11-07-2008, 01:53 PM
Join Date: Jun 2007
| | Article on MMA Underdogs
Thought some people might find it interesting/agreeable.
Fear the Underdog: A Discussion of the Versatility of Mixed Martial Arts |
Mixed martial arts, perhaps more than any other sport affords the title of the term “live underdog” to many fighters who would seemingly be outclassed—on paper—by their more internationally recognized opponent on any given night.
Don’t believe it? Try on any one of the following examples for size: Matt Serra’s utter annihilation of a man many consider to be one of the top three pound-for-pound fighters in the sport at present in Georges St-Pierre on April 7,2007 in a fight in which Serra was an 11-1 betting underdog; no less than two weeks later Gabriele “Napao” Gonzaga mentally replaced the head of—at the time—one of the most feared heavyweight strikers in the world with a heavy bag when his brutal head kick knockout of Pride superstar Mirco “Cro Cop” Filipovic sent a roar rippling through the Manchester crowd that sounded even louder amid the shocked silence of an equal number of others who couldn’t believe what they had just witnessed.
There are countless examples in MMA of the supposed underdog leaping into the limelight at the expense of their broken and distraught would-be destroyers, many of whom are left reeling in a confused, half-dazed stupor—partially the result of the concussive impacts they have sustained, but also partially due to their own shock and disappointment at their performance—long after they leave the arena.
It is poignant to point out that—while MMA fans have come to expect the unexpected—we are guilty of jumping on the bandwagons of some of these underdogs after they have overcome what was before thought of as insurmountable odds. Many even go so far as to claim that these upsets are not as great as the media would have us believe, that, in some cases, they were to be expected. Again referring to the case of one Gabriele Gonzaga, we can see that the very fans that salivated at the thought of the Brazilian being added to the impressive highlight reel of one of the sports former greats went on to discount reigning heavyweight champion Randy Couture against the very same man only four months later.
Gonzaga was thoroughly dismantled by Couture in their title match in August of 2007 at UFC 74, and he met a similar—albeit far less bloody—affair at the hands of fellow countrymen Fabricio Werdum at the beginning of this year at UFC 80 in January.
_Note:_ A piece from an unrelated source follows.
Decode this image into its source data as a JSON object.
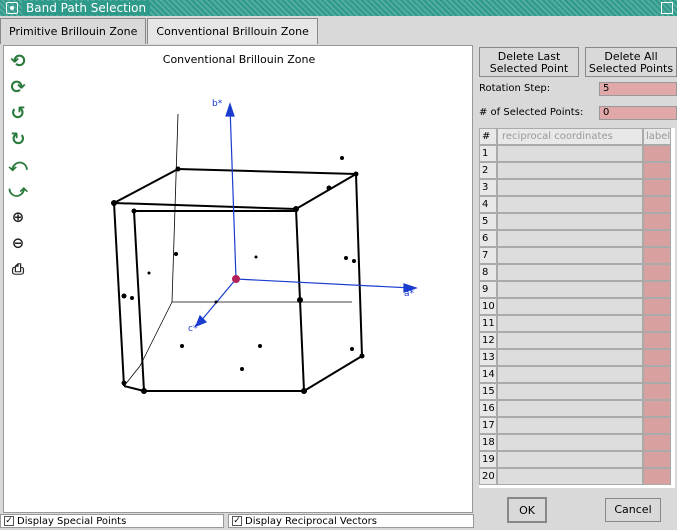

Gonzaga has since rebounded with a first round submission of Justin McCully in July and looks to renew his stock in the UFC’s lacking heavyweight division against Josh Hendricks on November 15 th, however, the point remains the same.
Why is it that these MMA underdogs have had—and will continue to have, mark my words—such a better time of it than their counterparts in boxing, kickboxing, and other highly-competitive sports?
Sometimes-true clichés often come to mind as (some) fighters and fans, promoters and various media outlets cry “lucky punch!” or deny an underdog the honor of his victory by blaming his brutal dismantling, perfect timing, or solid game-planning tactics on chance. Nothing could be farther from the truth. While there is a certain element of chance going into any fight, the same degree of chance—sometimes higher—can be found in almost every major televised sport on the planet. In the end, there is little separating a knockout head kick with a rookie’s home run. Is it likely to happen again? Maybe not with the same two fighters, and maybe not with the same pairing of rookie batter and veteran pitcher, but rest assured, it will happen in one form or another.
Another equally ridiculous claim often made by some opponents of the sport as a whole is that there is little in the way of true skill possessed by either athlete going into any given MMA contest. Not only would I vehemently argue against this sentiment, but I would also go so far as to confidently say that it is a very abundance of skill, competent strategizing, and physical as well as mental preparation that lead to such shocking, mostly unforeseen results.
In MMA, versatility, not toughness, is the name of the game (though the latter wouldn’t hurt) and today’s fighters possess more than enough of both to make anything happen on any given night. Unlike boxing, MMA is the sport of fighting—or as close to it as you can get and still have state-imposed rules and regulations—and as such, the overused-yet no less verifiable paradox comes to mind; so many ways to win, so many ways to lose.
In mixed martial arts especially, keep an eye on the underdog. The labeled “favorites”—the smarts ones anyways—always do.
By Steven T. Kelliher
ProFighting-fans.com Staff Writer